Girls and Exclusion: rethinking the agenda
By Audrey Osler and Kerry Vincent
RoutledgeFalmer pound;70 hbk, pound;19.99 pbk
As head of a school that is serious about educational inclusion, I found this book relevant and to the point, addressing many of the issues we face daily. Audrey Osler and Kerry Vincent challenge the perception that because boys are "underperforming" in public examinations, girls are "doing well" at school, pointing out that the gender gap in achievement is far smaller than gaps associated with ethnic origin and social class. Ironically, too, girls' achievements are seen in a negative context.
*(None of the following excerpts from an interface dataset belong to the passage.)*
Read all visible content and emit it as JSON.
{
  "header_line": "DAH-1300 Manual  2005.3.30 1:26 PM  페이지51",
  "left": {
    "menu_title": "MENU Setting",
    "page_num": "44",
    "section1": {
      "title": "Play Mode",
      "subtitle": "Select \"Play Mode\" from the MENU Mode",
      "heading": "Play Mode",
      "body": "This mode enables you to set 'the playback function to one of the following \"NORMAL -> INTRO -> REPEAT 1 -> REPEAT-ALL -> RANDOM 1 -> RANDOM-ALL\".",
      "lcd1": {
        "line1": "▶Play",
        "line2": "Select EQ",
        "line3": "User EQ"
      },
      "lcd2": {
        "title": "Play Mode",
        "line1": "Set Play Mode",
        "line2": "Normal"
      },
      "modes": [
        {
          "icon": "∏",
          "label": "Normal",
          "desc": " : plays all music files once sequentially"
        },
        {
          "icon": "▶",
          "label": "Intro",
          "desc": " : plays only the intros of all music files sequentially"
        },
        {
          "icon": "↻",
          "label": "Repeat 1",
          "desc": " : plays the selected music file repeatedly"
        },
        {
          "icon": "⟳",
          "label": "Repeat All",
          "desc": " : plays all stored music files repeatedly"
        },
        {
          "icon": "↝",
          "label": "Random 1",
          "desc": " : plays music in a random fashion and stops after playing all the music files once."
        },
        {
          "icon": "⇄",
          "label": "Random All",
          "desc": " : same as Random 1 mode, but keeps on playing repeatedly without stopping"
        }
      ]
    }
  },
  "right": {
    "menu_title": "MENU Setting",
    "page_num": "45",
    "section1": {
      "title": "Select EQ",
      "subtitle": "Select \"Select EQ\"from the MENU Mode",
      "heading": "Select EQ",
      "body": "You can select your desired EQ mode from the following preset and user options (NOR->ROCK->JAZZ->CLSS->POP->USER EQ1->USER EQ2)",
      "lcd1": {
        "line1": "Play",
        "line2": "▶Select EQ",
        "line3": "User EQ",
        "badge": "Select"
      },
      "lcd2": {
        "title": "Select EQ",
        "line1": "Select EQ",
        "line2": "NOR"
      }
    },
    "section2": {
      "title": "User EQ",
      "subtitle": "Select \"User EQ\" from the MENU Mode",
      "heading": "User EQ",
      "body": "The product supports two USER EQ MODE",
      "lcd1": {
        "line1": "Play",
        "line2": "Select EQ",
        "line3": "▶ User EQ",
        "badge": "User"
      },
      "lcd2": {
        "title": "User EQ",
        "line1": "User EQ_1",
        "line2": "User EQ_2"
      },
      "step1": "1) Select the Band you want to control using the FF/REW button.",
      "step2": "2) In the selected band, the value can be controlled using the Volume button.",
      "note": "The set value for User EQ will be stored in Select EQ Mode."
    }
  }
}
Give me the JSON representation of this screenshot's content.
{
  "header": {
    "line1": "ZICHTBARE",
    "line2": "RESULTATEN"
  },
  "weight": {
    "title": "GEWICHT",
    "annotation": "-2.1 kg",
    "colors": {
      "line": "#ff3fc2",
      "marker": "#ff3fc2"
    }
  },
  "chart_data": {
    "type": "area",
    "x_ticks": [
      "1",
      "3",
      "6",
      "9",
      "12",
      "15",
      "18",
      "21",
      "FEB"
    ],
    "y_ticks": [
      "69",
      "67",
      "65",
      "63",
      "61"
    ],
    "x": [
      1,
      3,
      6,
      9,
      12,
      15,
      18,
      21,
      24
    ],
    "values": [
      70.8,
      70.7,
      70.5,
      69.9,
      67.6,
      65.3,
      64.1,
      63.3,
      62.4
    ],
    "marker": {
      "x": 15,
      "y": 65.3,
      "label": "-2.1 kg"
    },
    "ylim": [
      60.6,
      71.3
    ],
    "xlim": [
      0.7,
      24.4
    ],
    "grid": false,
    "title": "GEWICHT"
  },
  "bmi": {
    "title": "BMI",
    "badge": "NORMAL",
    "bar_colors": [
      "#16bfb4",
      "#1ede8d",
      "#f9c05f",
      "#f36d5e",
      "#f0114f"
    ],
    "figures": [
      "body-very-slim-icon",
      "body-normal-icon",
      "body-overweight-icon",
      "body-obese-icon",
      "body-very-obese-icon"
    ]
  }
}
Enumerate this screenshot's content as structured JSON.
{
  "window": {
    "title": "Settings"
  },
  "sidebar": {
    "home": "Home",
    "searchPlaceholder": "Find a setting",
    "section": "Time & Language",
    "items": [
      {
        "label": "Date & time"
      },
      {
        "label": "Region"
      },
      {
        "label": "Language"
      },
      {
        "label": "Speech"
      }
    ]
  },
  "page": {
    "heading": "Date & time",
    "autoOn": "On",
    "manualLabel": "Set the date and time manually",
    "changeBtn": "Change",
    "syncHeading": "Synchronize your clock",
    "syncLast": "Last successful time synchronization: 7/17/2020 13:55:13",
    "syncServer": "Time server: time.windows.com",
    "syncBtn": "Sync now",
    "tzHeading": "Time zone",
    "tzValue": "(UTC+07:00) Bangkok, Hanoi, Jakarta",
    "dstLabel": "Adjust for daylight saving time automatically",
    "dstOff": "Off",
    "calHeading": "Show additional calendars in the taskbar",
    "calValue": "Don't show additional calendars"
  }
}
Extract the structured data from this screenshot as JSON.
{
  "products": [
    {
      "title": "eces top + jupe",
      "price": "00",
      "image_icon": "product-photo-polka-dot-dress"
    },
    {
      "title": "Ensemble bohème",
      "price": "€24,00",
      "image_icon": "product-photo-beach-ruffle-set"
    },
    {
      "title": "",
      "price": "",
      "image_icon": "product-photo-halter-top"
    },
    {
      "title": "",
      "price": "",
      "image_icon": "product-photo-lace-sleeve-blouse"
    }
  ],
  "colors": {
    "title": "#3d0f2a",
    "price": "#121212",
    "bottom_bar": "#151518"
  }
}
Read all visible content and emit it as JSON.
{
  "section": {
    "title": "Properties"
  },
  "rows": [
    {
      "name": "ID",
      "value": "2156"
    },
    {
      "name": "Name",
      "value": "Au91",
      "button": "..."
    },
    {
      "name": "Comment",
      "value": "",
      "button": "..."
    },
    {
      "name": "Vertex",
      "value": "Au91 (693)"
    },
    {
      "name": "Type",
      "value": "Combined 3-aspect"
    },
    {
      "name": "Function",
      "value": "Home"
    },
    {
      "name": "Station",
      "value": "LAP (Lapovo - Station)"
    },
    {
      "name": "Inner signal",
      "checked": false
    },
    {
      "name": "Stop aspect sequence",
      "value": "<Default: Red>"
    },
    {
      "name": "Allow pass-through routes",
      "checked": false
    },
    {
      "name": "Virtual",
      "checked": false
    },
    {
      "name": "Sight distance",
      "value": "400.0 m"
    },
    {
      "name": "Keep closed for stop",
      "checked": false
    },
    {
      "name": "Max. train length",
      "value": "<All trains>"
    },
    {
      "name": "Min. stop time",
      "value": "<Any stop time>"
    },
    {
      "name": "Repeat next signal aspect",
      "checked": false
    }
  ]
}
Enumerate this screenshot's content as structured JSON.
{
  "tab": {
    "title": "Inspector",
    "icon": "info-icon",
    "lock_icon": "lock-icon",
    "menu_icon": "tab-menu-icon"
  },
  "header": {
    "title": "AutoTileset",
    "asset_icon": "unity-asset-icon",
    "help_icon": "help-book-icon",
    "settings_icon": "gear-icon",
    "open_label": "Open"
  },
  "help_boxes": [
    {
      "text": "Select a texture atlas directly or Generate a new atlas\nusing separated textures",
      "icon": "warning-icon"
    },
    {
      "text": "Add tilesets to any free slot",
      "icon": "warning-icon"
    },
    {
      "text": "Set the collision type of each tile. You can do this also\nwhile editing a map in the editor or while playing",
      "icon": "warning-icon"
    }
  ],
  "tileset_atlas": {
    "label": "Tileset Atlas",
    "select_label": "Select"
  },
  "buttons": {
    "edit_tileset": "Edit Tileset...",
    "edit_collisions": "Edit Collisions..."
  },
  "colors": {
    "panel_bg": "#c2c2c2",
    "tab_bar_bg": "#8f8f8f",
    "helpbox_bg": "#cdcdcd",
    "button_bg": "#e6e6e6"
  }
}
Boys' underachievement has become the focus of government and government-driven school improvement strategies, reinforced by inspection processes and league table emphases, even though girls still do less well in career options, whatever their academic achievement. Osler and Vincent redefine exclusion, showing that while girls are less likely to be formally excluded, they have ways of excluding themselves from educational opportunity.
Read more in this week's TES Friday magazine